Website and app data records

== == ==

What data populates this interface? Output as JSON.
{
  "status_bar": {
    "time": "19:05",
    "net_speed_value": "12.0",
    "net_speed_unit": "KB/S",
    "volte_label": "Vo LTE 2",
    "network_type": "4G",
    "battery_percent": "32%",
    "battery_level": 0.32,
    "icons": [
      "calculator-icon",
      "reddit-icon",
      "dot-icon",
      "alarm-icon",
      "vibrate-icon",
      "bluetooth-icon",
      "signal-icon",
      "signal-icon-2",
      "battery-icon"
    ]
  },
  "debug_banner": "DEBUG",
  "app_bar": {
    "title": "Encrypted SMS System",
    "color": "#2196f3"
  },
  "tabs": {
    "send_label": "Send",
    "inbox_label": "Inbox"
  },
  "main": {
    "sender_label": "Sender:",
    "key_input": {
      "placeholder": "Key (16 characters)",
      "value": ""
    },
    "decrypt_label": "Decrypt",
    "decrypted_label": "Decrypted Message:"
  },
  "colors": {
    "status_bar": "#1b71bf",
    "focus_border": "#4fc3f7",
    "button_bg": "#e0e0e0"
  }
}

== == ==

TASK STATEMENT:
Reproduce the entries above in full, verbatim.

SOLUTION TO THIS EXERCISE:
What data populates this interface? Output as JSON.
{
  "status_bar": {
    "time": "19:05",
    "net_speed_value": "12.0",
    "net_speed_unit": "KB/S",
    "volte_label": "Vo LTE 2",
    "network_type": "4G",
    "battery_percent": "32%",
    "battery_level": 0.32,
    "icons": [
      "calculator-icon",
      "reddit-icon",
      "dot-icon",
      "alarm-icon",
      "vibrate-icon",
      "bluetooth-icon",
      "signal-icon",
      "signal-icon-2",
      "battery-icon"
    ]
  },
  "debug_banner": "DEBUG",
  "app_bar": {
    "title": "Encrypted SMS System",
    "color": "#2196f3"
  },
  "tabs": {
    "send_label": "Send",
    "inbox_label": "Inbox"
  },
  "main": {
    "sender_label": "Sender:",
    "key_input": {
      "placeholder": "Key (16 characters)",
      "value": ""
    },
    "decrypt_label": "Decrypt",
    "decrypted_label": "Decrypted Message:"
  },
  "colors": {
    "status_bar": "#1b71bf",
    "focus_border": "#4fc3f7",
    "button_bg": "#e0e0e0"
  }
}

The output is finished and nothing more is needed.